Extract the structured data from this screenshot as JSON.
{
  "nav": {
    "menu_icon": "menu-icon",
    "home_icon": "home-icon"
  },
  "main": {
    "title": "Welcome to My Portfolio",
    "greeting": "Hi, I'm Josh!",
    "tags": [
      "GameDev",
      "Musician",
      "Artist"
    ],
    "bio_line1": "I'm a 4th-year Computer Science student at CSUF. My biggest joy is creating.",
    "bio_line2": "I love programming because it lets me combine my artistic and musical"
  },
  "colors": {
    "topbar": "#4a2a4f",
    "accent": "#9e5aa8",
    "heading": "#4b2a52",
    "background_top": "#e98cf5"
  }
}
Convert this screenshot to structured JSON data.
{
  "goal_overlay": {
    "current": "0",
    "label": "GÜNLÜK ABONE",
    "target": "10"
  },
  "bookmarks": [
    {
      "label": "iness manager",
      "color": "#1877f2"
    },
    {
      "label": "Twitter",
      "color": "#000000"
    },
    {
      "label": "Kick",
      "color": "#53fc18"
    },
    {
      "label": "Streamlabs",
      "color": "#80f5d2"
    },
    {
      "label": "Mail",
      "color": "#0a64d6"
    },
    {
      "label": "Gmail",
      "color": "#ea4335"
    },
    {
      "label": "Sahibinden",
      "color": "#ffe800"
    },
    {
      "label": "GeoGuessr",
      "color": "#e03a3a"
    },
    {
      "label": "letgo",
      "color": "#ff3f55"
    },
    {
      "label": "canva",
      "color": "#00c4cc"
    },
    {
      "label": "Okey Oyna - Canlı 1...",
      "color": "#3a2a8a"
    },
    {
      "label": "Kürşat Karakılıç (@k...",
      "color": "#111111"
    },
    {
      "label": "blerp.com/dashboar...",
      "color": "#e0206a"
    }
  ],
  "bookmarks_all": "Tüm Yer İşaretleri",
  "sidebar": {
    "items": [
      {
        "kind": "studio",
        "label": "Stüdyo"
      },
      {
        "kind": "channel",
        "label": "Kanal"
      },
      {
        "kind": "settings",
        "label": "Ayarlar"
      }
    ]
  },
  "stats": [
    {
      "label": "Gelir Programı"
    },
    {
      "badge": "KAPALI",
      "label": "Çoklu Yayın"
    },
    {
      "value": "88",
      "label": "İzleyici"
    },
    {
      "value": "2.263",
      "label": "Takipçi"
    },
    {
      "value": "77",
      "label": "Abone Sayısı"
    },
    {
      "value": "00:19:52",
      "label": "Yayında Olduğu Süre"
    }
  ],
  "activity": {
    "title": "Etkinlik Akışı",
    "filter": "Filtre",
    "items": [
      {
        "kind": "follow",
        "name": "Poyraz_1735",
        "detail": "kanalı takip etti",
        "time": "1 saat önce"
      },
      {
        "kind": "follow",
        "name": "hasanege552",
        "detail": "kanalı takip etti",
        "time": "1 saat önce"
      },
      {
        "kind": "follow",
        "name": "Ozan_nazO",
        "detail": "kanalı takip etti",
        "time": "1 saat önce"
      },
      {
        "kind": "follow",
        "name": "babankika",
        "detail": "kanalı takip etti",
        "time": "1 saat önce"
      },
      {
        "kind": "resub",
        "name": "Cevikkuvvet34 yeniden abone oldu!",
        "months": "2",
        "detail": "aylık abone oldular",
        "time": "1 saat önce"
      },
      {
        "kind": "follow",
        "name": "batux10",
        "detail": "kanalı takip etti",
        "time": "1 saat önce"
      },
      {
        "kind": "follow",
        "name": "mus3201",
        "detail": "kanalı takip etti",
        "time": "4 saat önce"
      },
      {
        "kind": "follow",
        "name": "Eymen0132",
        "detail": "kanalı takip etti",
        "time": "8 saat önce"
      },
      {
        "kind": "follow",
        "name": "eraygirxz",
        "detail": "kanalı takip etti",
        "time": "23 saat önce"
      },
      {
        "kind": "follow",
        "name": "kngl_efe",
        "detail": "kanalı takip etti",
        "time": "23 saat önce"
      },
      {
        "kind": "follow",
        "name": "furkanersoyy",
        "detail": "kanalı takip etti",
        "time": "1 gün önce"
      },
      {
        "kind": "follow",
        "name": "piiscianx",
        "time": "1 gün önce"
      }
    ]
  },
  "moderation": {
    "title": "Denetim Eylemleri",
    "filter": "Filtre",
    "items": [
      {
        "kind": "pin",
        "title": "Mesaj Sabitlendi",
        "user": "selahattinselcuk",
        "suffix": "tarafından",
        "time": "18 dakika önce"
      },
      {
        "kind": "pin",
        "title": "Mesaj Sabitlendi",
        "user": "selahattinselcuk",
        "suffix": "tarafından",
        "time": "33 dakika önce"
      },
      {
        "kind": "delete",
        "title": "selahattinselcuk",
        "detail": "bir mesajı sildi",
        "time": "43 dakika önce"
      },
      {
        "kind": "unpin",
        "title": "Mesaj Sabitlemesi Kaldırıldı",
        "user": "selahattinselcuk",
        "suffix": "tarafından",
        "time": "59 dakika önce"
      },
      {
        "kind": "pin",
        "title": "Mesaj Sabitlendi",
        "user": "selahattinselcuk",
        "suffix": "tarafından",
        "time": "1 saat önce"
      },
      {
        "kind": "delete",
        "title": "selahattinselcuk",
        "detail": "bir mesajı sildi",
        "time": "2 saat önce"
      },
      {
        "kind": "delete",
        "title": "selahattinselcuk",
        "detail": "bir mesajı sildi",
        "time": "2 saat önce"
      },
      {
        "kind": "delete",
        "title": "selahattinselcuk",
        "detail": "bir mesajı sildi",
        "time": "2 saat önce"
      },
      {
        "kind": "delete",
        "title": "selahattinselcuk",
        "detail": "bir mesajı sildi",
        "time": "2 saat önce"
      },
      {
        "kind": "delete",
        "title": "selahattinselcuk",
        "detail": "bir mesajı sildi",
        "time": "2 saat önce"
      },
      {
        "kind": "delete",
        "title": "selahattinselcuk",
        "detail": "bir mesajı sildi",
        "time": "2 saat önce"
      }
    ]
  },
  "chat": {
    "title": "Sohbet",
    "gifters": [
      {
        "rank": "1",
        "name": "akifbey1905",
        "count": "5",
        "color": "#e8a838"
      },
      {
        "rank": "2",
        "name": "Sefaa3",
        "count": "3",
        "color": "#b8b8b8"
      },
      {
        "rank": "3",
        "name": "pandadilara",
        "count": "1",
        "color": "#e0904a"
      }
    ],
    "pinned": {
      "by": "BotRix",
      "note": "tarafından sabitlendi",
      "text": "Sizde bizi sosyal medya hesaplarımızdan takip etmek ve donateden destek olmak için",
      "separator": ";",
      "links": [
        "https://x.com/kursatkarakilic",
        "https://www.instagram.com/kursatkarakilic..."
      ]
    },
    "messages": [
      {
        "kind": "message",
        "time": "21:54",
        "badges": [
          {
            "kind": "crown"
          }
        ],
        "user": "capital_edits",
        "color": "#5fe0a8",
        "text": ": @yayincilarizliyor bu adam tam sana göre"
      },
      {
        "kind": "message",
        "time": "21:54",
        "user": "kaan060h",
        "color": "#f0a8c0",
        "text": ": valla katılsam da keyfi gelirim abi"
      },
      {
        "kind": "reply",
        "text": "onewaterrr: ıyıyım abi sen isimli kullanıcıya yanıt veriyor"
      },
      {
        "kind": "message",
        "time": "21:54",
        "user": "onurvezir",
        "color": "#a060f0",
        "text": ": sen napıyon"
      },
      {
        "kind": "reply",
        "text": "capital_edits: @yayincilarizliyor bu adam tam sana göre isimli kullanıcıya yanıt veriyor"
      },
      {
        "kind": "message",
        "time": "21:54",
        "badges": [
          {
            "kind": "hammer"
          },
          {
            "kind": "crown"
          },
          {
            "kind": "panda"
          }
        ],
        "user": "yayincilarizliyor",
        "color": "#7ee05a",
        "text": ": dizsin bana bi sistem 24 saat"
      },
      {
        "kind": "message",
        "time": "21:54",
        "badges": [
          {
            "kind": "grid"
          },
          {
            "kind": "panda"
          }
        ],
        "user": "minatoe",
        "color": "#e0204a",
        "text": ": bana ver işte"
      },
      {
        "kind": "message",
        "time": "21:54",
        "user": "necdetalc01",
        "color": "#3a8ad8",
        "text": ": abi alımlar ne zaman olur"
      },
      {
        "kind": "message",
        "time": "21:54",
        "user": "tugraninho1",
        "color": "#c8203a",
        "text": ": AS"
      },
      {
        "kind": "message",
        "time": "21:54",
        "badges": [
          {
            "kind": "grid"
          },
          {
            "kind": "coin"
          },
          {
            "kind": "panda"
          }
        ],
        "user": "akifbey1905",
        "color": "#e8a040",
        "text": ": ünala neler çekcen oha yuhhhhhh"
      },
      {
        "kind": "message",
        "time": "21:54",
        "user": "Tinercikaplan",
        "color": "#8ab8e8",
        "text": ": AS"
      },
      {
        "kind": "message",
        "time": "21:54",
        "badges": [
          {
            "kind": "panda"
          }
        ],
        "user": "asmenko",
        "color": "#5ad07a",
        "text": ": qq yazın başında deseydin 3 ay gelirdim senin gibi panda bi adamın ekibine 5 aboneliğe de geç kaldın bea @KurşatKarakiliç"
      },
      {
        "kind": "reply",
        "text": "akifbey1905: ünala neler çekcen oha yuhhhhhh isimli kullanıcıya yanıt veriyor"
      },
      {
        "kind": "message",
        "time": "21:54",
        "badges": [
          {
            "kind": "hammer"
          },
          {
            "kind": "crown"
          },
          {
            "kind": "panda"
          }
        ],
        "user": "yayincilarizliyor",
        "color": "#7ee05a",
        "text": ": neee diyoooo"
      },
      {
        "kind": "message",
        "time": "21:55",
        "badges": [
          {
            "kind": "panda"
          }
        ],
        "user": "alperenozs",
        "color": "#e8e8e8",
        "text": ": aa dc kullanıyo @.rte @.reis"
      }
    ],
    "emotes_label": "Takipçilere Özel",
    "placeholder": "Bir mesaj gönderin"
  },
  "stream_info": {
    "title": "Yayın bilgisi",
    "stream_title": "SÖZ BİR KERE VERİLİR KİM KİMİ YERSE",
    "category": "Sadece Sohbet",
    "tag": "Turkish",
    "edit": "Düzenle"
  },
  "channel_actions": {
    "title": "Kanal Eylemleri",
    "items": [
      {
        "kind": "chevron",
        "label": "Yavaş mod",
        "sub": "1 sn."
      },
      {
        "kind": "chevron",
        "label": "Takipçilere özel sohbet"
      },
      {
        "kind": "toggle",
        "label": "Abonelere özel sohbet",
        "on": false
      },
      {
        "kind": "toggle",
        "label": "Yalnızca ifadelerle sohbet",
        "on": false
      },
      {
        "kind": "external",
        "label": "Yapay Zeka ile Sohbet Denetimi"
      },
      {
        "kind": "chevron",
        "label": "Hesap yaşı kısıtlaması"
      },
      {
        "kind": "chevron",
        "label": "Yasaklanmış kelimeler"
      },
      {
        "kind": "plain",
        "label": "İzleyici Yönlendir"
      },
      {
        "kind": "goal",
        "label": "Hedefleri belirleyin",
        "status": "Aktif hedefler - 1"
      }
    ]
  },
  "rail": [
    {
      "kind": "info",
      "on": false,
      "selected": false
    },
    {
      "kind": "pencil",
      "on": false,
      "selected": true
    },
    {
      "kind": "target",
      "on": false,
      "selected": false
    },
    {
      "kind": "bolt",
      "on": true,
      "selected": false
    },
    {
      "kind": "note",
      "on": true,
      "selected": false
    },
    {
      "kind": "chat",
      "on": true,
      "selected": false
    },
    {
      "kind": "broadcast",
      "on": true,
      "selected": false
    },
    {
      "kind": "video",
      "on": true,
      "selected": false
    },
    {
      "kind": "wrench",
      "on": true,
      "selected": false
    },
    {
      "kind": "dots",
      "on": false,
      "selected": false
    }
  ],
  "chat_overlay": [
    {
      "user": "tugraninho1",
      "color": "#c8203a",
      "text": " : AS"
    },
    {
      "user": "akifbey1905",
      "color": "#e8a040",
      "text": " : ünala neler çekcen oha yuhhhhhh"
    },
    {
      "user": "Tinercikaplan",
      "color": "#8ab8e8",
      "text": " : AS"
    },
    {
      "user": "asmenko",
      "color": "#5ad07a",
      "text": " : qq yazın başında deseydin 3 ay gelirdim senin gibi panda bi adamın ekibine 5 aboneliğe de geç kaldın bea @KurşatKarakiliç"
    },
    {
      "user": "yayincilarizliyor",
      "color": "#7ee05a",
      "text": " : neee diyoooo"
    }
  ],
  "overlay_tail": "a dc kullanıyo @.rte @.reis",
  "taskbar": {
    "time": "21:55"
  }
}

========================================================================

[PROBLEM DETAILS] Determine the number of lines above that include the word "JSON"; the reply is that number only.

[OUTPUT FOR THIS EXERCISE] 2